By Daniel Silliman
Bryan Byrd has his election music all lined up.
Spinning and scratching CDs in the student radio station at Clayton State University on election day, he knows the sound he's seeking.
He doesn't just want to rock the vote, he also wants to Rap, Pop, Hip-hop, Indie and Reggae the vote.
This is the election marathon. This is "real versatile radio."
He plays Tupac Shakur's "Keep Your Head Up," Marvin Gaye's "What's Going On," and Dave Matthew's "American Baby."
Out of the big black speakers on the university grass, Tupac raps, "He had me feelin' like black was tha thing to be/ and suddenly/ the ghetto didn't seem so tough."
Matthews sings he's worried "we've lost the way," and urges, "stay American baby."
Though the legendary rapper and the acoustic pop artist are radically different, the Clayton State deejay says they both have that sound he wants.
"Patriotism," Byrd says. "They're songs showing patriotism. No matter what, that's what this is about."
The deejays on the Internet radio station are doing a marathon broadcast, pushing songs, free speech and voting. For 12 hours, the commercial-free station was live with VOTE: "Voices Open To Everyone."

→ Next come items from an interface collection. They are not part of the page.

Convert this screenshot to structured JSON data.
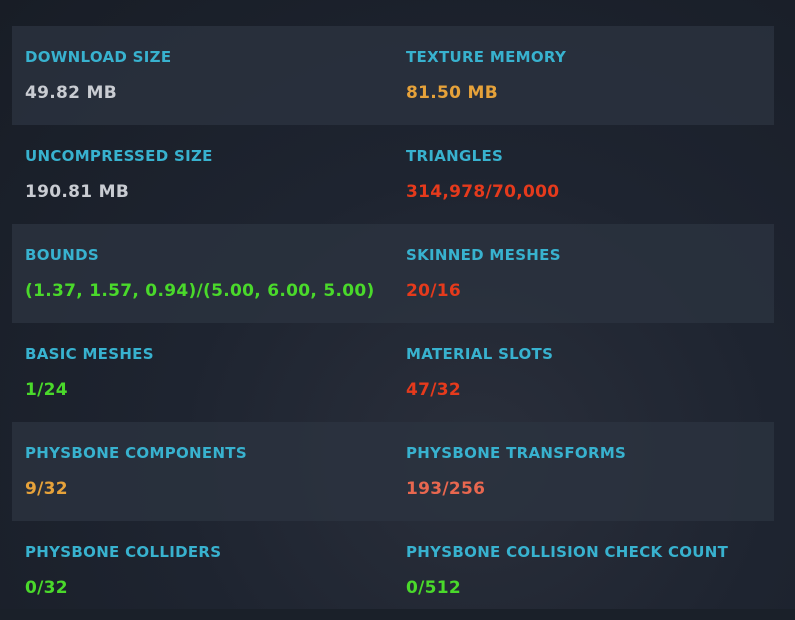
{
  "colors": {
    "label": "#38b2cf",
    "neutral": "#c9ccd2",
    "good": "#4ad92b",
    "warning": "#e6a23a",
    "bad": "#e53a1c",
    "medium_bad": "#e8674f"
  },
  "stats": [
    {
      "left": {
        "label": "DOWNLOAD SIZE",
        "value": "49.82 MB",
        "status": "neutral"
      },
      "right": {
        "label": "TEXTURE MEMORY",
        "value": "81.50 MB",
        "status": "warning"
      }
    },
    {
      "left": {
        "label": "UNCOMPRESSED SIZE",
        "value": "190.81 MB",
        "status": "neutral"
      },
      "right": {
        "label": "TRIANGLES",
        "value": "314,978/70,000",
        "status": "bad"
      }
    },
    {
      "left": {
        "label": "BOUNDS",
        "value": "(1.37, 1.57, 0.94)/(5.00, 6.00, 5.00)",
        "status": "good"
      },
      "right": {
        "label": "SKINNED MESHES",
        "value": "20/16",
        "status": "bad"
      }
    },
    {
      "left": {
        "label": "BASIC MESHES",
        "value": "1/24",
        "status": "good"
      },
      "right": {
        "label": "MATERIAL SLOTS",
        "value": "47/32",
        "status": "bad"
      }
    },
    {
      "left": {
        "label": "PHYSBONE COMPONENTS",
        "value": "9/32",
        "status": "warning"
      },
      "right": {
        "label": "PHYSBONE TRANSFORMS",
        "value": "193/256",
        "status": "medium_bad"
      }
    },
    {
      "left": {
        "label": "PHYSBONE COLLIDERS",
        "value": "0/32",
        "status": "good"
      },
      "right": {
        "label": "PHYSBONE COLLISION CHECK COUNT",
        "value": "0/512",
        "status": "good"
      }
    }
  ]
}
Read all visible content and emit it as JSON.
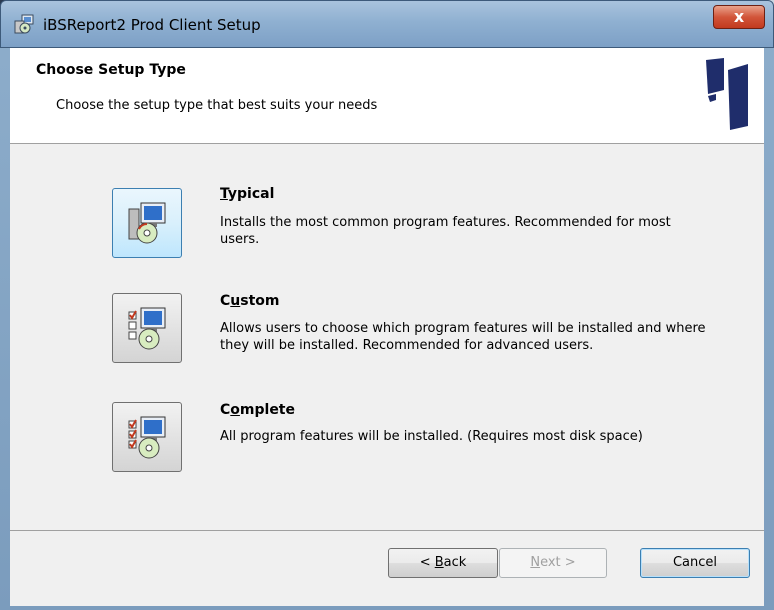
{
  "window": {
    "title": "iBSReport2 Prod Client Setup",
    "close_label": "x"
  },
  "header": {
    "title": "Choose Setup Type",
    "subtitle": "Choose the setup type that best suits your needs"
  },
  "options": [
    {
      "title_mnemonic": "T",
      "title_rest": "ypical",
      "description": "Installs the most common program features. Recommended for most users.",
      "selected": true
    },
    {
      "title_prefix": "C",
      "title_mnemonic": "u",
      "title_rest": "stom",
      "description": "Allows users to choose which program features will be installed and where they will be installed. Recommended for advanced users.",
      "selected": false
    },
    {
      "title_prefix": "C",
      "title_mnemonic": "o",
      "title_rest": "mplete",
      "description": "All program features will be installed.  (Requires most disk space)",
      "selected": false
    }
  ],
  "buttons": {
    "back_prefix": "< ",
    "back_mnemonic": "B",
    "back_rest": "ack",
    "next_mnemonic": "N",
    "next_rest": "ext >",
    "cancel": "Cancel"
  },
  "colors": {
    "accent": "#3c7fb1",
    "logo_blue": "#1f2d6b"
  }
}
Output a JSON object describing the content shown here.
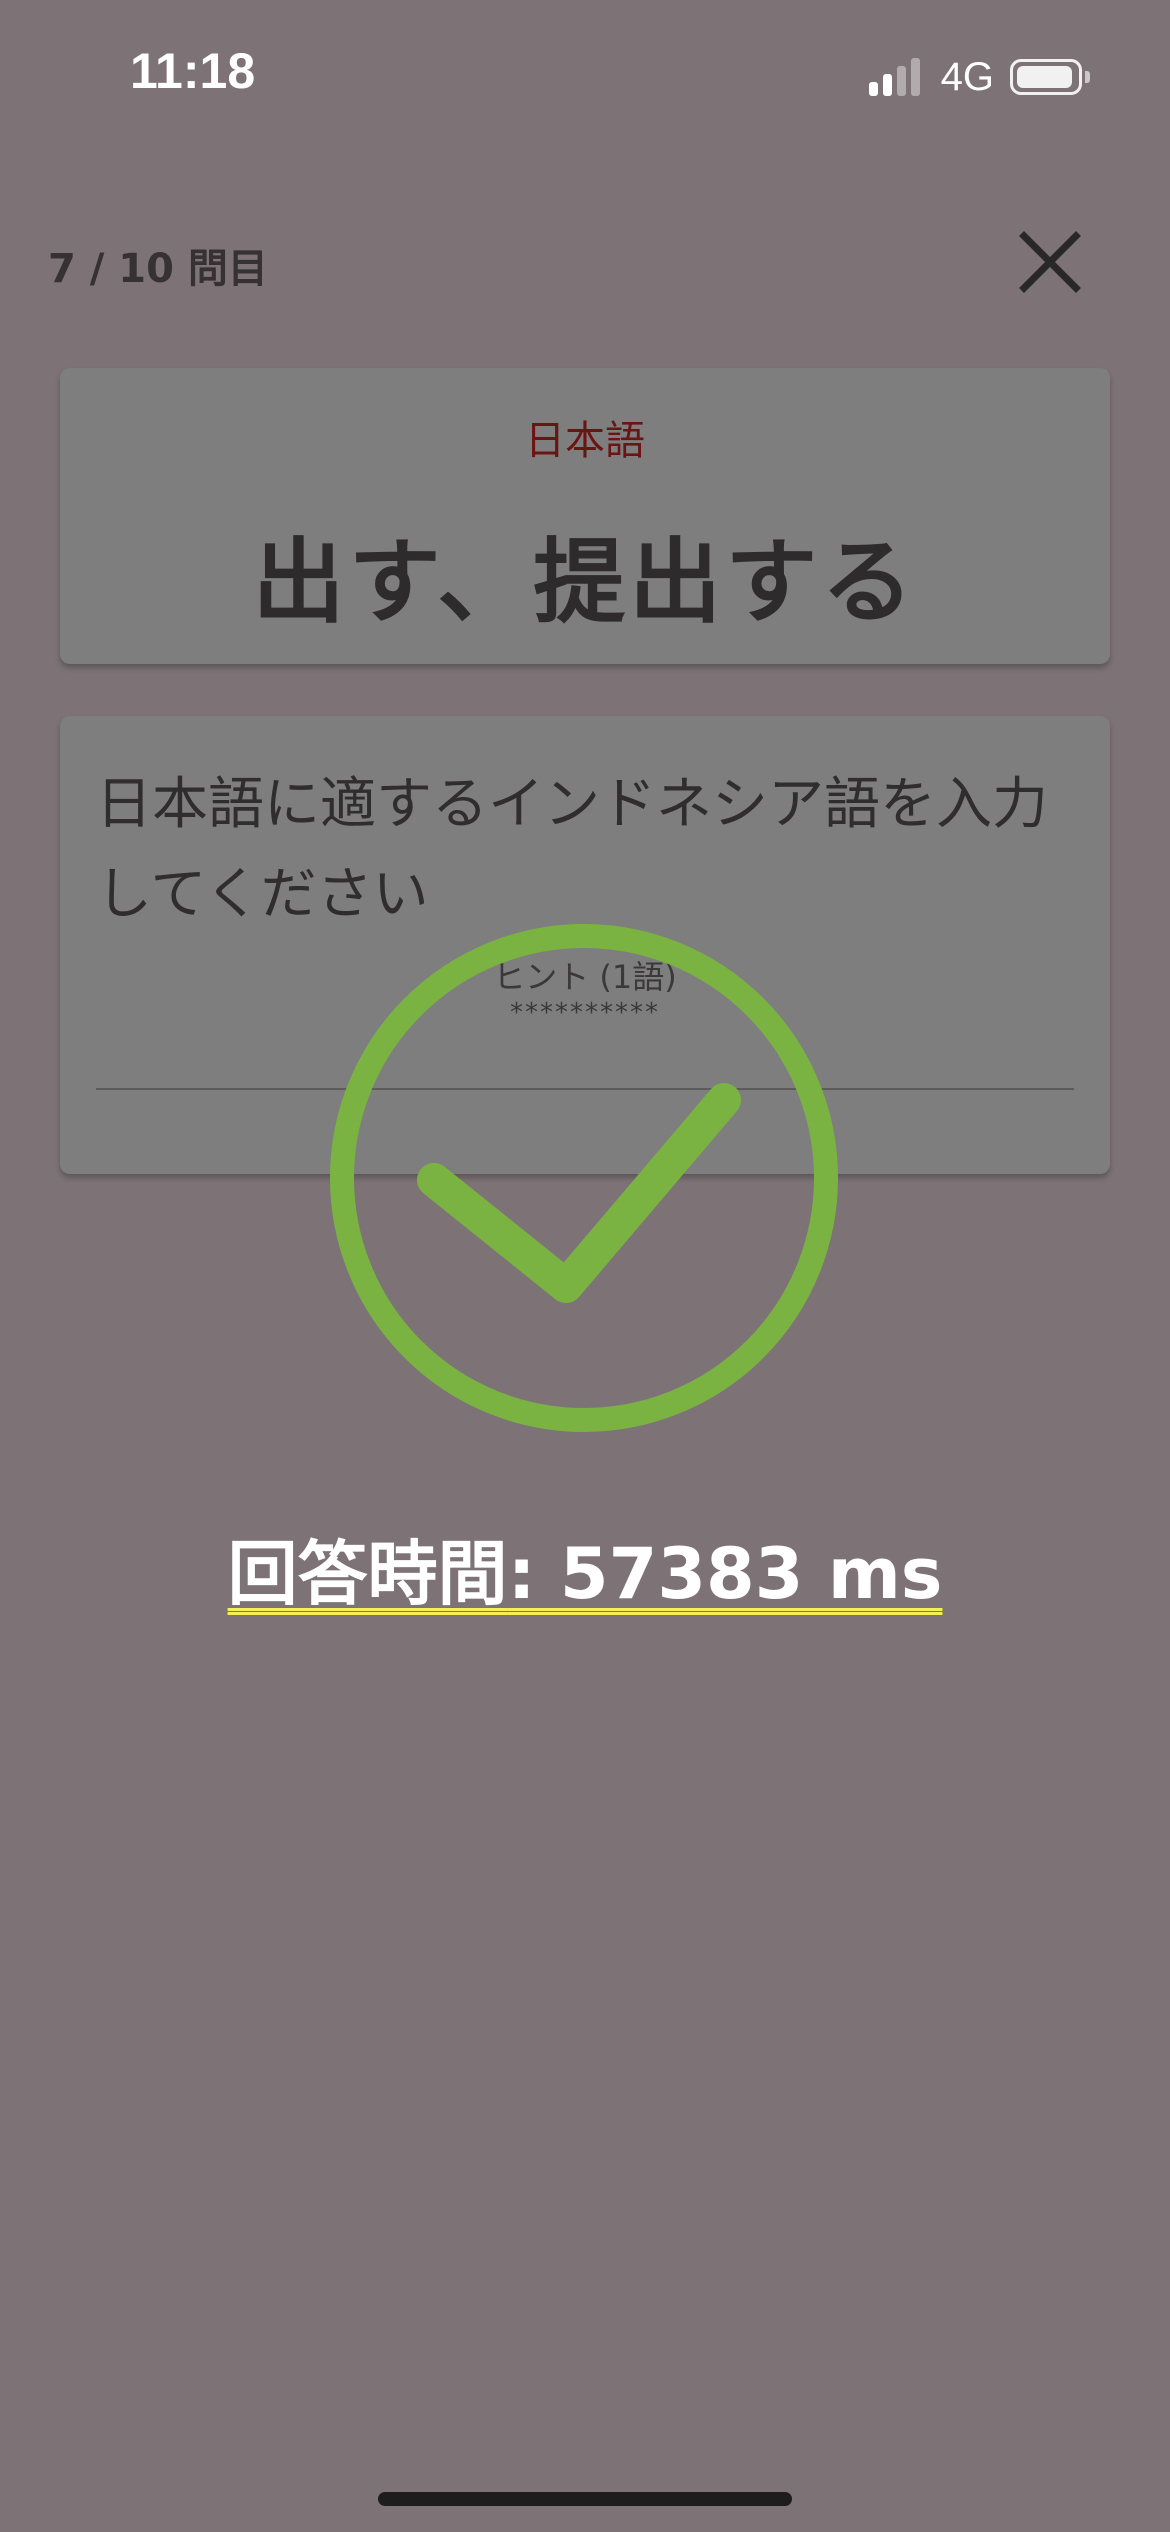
{
  "status_bar": {
    "time": "11:18",
    "network": "4G",
    "signal_bars_filled": 2,
    "signal_bars_total": 4,
    "battery_level": 0.95
  },
  "header": {
    "progress": "7 / 10 問目",
    "close_icon": "close-icon"
  },
  "word_card": {
    "label": "日本語",
    "term": "出す、提出する"
  },
  "question_card": {
    "instruction": "日本語に適するインドネシア語を入力してください",
    "hint_label": "ヒント (1語)",
    "hint_mask": "**********"
  },
  "result": {
    "icon": "check-circle-icon",
    "response_time_label": "回答時間",
    "response_time_value": ": 57383 ms"
  },
  "colors": {
    "background": "#7d7377",
    "check": "#7ab342",
    "label_accent": "#6b1414",
    "underline": "#f4ef52"
  }
}
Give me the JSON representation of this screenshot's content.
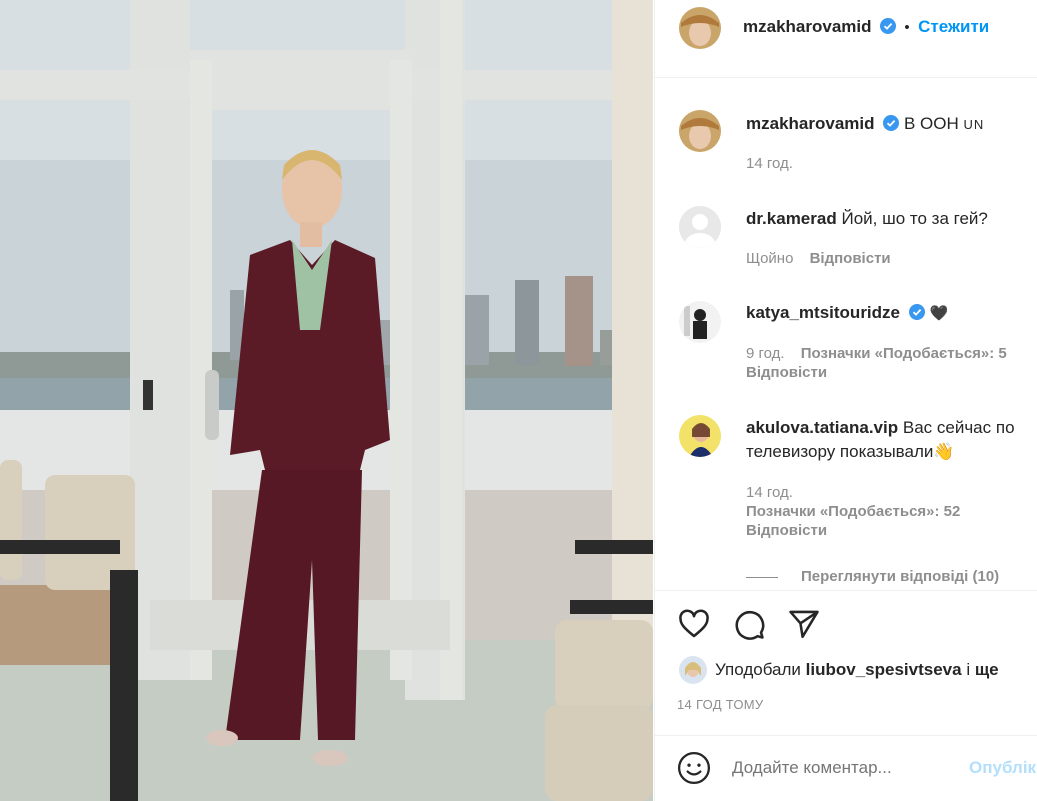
{
  "header": {
    "username": "mzakharovamid",
    "dot": "•",
    "follow_label": "Стежити"
  },
  "caption": {
    "username": "mzakharovamid",
    "text": "В ООН",
    "un_text": "UN",
    "time": "14 год."
  },
  "comments": [
    {
      "username": "dr.kamerad",
      "text": "Йой, шо то за гей?",
      "time": "Щойно",
      "reply_label": "Відповісти"
    },
    {
      "username": "katya_mtsitouridze",
      "text": "🖤",
      "time": "9 год.",
      "likes_label": "Позначки «Подобається»: 5",
      "reply_label": "Відповісти"
    },
    {
      "username": "akulova.tatiana.vip",
      "text": "Вас сейчас по",
      "text_line2": "телевизору показывали👋",
      "time": "14 год.",
      "likes_label": "Позначки «Подобається»: 52",
      "reply_label": "Відповісти",
      "view_replies_label": "Переглянути відповіді (10)"
    }
  ],
  "likes": {
    "prefix": "Уподобали",
    "user": "liubov_spesivtseva",
    "suffix": "і",
    "more": "ще"
  },
  "timestamp": "14 ГОД ТОМУ",
  "comment_box": {
    "placeholder": "Додайте коментар...",
    "post_label": "Опублік"
  },
  "colors": {
    "accent": "#0095f6",
    "verified": "#3897f0",
    "muted": "#8e8e8e",
    "suit": "#5a1a26"
  }
}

The message is pretty non-partisan, but still energized by the election. David Wilson -- who's known as Mr. Wilson on the radio -- says the music is meant to "keep the spirits up."
He got on the radio this morning to encourage people to vote, even if they had to wait in line and miss class.
"That two hours, or whatever," Wilson says, "that can control your future. If you don't control your future, you may not be able to sit in that class."
In the afternoon, as Byrd continued to spin "real versatile radio," Wilson was pushing people to get out and vote, even using the giant speaker system to ask passing people if they had voted yet.
Wilson says he's glad to see a massive turnout, and he's glad this election has really excited people, but he wants to push people for more.
"Vote because you really care, every time," the deejay says. "Stop the problem before it starts."
Clayton State radio can be heard at http://studentorg.clayton.edu/csir.